From this time last year to the first quarter of 2021, complaints from homebuyers have jumped 38 per cent, he says, which is "one of the largest jumps we've seen."
The number of disciplinary actions hasn't increased. Of those complaints, 38 per cent led to administrative action (like having an agent pay a fine and take educational courses), while five per cent led to prosecution (like losing their licence).
"In a hot market, there's more people involved, more room for complaints, whether that's disappointed people in a bidding war or some undesirable behaviours," Buchan said. "We want to be at a place where only five per cent of the complaints actually have serious consequences."
If true, agent could lose licence
Buchan said the council is reviewing Vanderdeen-Fenech's allegations and is in a "fact-finding and discovery phase." After that, RECO will decide if it needs to investigate.
But if the allegations are true, Buchan said, it is "clearly" a violation of the rules.
The code of ethics states an agent can disclose the number of offers but cannot reveal the substance of an offer or who is making it.
If the listing agent did break the rules, the possible outcomes range from coming to a resolution with the complainant to the agent losing their licence.
Donna Bacher, president of the Realtors Association of Hamilton-Burlington (RAHB), said in a written statement the board hasn't heard or received any complaints about similar conduct among its members.

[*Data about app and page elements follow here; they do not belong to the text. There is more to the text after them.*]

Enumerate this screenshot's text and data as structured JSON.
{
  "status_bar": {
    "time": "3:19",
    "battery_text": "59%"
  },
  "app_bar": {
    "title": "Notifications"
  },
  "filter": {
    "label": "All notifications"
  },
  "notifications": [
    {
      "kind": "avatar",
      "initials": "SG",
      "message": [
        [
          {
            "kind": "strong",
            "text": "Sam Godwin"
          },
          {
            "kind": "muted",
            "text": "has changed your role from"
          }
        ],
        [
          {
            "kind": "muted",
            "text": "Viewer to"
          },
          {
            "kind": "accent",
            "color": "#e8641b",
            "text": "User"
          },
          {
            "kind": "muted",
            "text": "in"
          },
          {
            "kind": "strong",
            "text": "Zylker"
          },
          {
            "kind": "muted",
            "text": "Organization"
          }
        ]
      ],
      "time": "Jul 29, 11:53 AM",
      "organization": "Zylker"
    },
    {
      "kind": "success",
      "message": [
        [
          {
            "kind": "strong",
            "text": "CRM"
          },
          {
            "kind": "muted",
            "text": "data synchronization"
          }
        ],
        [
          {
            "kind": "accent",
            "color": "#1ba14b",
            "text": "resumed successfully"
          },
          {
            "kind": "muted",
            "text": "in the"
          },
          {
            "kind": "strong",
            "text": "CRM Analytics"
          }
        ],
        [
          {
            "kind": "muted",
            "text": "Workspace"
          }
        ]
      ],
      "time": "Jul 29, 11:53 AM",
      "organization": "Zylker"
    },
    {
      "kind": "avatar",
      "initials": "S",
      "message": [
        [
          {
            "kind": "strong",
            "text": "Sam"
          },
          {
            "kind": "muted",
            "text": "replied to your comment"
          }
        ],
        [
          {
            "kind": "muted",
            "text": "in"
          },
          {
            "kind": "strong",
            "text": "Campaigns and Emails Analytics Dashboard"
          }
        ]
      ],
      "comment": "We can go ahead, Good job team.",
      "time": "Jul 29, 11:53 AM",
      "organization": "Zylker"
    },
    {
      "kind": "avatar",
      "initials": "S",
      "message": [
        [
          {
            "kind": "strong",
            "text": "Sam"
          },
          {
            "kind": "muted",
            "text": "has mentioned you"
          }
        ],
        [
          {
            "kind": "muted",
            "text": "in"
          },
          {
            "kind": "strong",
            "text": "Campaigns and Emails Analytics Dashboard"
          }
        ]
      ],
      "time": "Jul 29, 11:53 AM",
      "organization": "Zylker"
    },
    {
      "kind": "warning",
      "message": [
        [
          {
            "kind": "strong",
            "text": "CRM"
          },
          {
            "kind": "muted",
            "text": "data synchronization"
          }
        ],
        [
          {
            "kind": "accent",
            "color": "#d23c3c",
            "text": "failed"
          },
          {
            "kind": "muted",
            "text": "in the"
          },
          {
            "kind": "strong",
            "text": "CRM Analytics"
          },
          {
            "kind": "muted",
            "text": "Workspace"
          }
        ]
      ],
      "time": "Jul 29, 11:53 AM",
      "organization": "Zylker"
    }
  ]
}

Home buyers don't know all the rules
Vanderdeen-Fenech's family did eventually find a home in Hamilton. They expect to move in at the end of April.
Even so, she hopes her experience will help others.
"Some buyers truly don't realize what's allowed and not allowed," she said.
"This is unacceptable and ... maybe listing agents who have been conducting [business] this way will say, 'I better shut it down before I get complaints against me.'"
Attention home buyers, sellers and agents: We want to hear from you!
We hope you'll use this form to tell us about your experiences in the real estate market and whatever pressing issues are on your mind in Hamilton, Niagara, St. Catharines and Burlington.